      Every other developed country has managed to successfully address the problem of providing health care to their population. They all manage to provide quality health care to everyone at less than half of what the US spends to provide spotty health care to some of the population. They do this through universal access and strong regulation of the market. Unfortunately, the health care industry in the US has captured the politicians which prevents this solution. There will be no solution to this problem until the political system is reformed to eliminate the corrupting influence of money… a very difficult task. Will it take rioting in the streets like Greece?

    • Many thanks for the post.

      I respectfully disagree on one point and then have a quick question:

      1. The measure of labor productivity in healthcare (keep in mind I have close to no knowledge of labor issues). It seems to me though that volume is a particularly poor measure of productivity within the world of healthcare and is, at best, incomparable to productivity in other sectors. The NEJM guys gloss over the statement, “Although it is possible that some gains in quality have been achieved that are not reflected in productivity gains” with the irrefutable, “well, no matter how you slice it it’s still crazy!” But I think one ought to step back and examine more holistically, how has healthcare delivery changed over the past 20 years relative to wage increases? The conclusion as-is seems to be, “We haven’t seen more tests per dollar spent in healthcare, therefore additional dollars have been a waste” which I’m not sure is right.

      2. The quick question: Could the wage increases in healthcare be as a result of increased demand for healthcare workers, particularly relative to other sectors of the economy?
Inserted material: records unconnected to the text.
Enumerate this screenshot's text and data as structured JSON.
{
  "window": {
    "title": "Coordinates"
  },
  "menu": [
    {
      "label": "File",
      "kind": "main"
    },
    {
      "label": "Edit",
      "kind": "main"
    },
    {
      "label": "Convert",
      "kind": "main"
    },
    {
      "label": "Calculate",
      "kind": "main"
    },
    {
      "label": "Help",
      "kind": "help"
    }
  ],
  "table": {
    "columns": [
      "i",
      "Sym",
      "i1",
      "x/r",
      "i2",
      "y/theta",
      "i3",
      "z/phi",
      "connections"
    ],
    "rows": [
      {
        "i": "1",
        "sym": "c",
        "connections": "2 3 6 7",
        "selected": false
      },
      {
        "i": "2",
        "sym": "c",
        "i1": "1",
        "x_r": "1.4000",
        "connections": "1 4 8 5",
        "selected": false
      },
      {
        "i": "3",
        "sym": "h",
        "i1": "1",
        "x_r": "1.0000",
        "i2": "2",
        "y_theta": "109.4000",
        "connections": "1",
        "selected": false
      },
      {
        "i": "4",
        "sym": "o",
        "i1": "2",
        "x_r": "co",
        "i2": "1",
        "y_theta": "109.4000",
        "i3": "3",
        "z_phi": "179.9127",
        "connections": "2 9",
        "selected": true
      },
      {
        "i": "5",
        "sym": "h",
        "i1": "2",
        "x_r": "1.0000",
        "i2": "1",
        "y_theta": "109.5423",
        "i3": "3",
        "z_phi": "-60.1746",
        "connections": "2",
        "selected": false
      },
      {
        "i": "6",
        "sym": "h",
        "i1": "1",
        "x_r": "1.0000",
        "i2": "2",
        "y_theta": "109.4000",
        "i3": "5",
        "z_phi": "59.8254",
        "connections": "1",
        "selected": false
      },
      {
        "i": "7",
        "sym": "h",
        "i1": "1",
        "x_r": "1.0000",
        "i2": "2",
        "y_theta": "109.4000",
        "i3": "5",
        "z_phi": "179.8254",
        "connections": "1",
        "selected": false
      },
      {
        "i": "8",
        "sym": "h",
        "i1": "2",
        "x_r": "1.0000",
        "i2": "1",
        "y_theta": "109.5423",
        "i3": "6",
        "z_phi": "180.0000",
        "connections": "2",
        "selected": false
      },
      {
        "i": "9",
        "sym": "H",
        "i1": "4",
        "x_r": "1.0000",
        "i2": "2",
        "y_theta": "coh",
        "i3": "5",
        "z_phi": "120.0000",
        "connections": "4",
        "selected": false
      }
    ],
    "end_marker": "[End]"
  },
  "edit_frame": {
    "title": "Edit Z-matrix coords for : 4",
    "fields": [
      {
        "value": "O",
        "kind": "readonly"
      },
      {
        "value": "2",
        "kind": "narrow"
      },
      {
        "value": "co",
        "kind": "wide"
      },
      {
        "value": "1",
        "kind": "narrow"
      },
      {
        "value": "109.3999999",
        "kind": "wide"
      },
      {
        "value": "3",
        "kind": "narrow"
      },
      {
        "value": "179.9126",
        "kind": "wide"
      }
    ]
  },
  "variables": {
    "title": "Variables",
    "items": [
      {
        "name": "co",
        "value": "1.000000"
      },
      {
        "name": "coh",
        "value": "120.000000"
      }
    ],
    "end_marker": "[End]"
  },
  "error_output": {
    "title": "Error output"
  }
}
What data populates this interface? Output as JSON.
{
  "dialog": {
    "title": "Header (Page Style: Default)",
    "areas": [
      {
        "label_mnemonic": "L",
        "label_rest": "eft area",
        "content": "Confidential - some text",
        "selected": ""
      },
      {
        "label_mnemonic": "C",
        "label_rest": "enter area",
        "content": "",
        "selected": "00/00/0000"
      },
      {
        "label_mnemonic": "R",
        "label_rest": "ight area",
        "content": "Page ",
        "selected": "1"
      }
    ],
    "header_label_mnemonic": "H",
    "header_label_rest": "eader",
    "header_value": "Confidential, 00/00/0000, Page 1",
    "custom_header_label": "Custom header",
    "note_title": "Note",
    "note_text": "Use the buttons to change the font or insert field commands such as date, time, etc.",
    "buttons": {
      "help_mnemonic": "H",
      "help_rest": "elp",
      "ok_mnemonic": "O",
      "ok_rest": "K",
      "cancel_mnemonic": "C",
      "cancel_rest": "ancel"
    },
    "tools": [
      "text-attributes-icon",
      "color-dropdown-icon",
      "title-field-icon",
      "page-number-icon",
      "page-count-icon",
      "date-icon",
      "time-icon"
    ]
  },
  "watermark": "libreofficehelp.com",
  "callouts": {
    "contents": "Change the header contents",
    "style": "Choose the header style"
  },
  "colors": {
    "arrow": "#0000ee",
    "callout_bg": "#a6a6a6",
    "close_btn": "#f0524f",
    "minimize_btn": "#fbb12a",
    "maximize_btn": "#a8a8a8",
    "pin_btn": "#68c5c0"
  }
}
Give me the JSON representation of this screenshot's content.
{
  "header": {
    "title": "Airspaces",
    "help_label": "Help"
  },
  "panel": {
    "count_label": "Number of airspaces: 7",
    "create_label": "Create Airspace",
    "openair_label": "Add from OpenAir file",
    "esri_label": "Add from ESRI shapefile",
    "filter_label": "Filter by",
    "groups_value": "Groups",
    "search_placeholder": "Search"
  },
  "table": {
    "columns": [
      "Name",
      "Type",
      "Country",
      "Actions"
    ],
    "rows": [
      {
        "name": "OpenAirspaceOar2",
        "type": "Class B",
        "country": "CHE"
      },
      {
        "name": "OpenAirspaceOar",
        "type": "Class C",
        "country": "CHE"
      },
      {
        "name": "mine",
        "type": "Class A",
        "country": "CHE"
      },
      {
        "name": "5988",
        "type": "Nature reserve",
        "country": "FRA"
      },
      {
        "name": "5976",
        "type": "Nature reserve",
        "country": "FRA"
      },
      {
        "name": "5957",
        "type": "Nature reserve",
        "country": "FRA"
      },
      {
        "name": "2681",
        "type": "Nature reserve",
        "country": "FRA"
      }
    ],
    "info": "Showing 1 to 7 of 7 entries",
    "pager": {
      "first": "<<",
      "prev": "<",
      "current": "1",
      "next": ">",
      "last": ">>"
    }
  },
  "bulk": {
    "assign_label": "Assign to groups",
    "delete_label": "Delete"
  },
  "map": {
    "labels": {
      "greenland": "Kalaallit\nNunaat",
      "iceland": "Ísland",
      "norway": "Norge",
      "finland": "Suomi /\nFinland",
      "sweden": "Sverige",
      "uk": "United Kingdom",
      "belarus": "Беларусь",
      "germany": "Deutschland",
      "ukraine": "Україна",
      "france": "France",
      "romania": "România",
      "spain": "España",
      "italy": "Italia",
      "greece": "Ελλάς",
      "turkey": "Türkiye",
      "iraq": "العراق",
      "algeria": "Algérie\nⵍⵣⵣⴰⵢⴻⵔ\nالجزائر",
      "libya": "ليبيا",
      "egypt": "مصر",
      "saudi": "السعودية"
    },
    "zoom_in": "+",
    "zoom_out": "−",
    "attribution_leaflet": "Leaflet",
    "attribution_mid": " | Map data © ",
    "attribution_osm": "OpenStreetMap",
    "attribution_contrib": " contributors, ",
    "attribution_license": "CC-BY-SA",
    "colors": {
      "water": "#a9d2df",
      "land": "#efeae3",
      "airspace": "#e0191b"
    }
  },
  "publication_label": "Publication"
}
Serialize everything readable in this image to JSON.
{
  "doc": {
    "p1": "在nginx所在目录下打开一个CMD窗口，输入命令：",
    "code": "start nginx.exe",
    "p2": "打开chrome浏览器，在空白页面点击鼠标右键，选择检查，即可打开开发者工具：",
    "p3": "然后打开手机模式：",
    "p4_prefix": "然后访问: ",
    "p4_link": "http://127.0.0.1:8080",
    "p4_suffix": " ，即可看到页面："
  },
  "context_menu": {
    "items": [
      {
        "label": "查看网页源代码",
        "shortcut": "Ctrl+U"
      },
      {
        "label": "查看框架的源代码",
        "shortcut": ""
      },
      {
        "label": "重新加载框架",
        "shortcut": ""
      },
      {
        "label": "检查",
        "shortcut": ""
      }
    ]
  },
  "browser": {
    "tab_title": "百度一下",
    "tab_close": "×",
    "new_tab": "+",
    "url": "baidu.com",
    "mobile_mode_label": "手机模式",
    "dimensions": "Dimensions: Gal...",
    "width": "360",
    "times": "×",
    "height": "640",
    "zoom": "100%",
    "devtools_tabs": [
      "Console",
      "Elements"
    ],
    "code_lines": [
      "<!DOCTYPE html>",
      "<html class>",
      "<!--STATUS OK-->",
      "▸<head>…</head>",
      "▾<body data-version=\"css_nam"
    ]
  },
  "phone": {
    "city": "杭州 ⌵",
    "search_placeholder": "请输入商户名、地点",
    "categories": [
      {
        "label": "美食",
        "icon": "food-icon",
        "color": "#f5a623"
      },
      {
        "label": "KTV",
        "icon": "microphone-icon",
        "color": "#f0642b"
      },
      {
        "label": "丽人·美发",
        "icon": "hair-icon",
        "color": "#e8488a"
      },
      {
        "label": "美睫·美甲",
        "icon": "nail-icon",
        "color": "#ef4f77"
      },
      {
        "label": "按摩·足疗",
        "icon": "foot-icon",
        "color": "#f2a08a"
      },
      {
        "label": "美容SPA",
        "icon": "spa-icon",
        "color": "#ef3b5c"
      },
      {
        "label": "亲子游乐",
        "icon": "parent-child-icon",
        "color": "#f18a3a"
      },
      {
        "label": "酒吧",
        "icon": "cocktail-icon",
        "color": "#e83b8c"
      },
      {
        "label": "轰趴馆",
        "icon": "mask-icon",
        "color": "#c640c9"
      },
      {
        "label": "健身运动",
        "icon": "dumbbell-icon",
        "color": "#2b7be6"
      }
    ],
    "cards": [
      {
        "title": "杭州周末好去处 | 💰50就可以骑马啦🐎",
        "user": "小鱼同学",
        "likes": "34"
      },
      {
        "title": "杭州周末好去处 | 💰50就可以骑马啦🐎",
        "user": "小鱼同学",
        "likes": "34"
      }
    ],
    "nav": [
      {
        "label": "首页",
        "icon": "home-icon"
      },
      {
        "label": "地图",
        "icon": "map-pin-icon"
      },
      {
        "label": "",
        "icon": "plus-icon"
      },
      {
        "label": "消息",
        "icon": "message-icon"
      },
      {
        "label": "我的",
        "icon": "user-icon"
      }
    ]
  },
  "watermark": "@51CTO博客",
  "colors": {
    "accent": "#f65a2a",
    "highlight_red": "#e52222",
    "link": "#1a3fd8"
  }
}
      Thanks as always for listening and keep up the great blogging!

    • “The health care sector may be contributing toward boosting GDP by employing more people and at increasing wages.”

      In some purely accounting sense of “boosting” that may be true, but in a causal sense when you consider opportunity cost, that is almost certainly not true. It would be great if you could go into the opportunity cost of current health care spending (as opposed to education spending, infrastructure spending, technology spending or more narrowly public health spending, etc.) to discuss an intuitive sense in which more spending on health care does not boost GDP but in fact is a drag on it.

    • Do increased wages for healthcare workers really have a negative effect on the rest of us?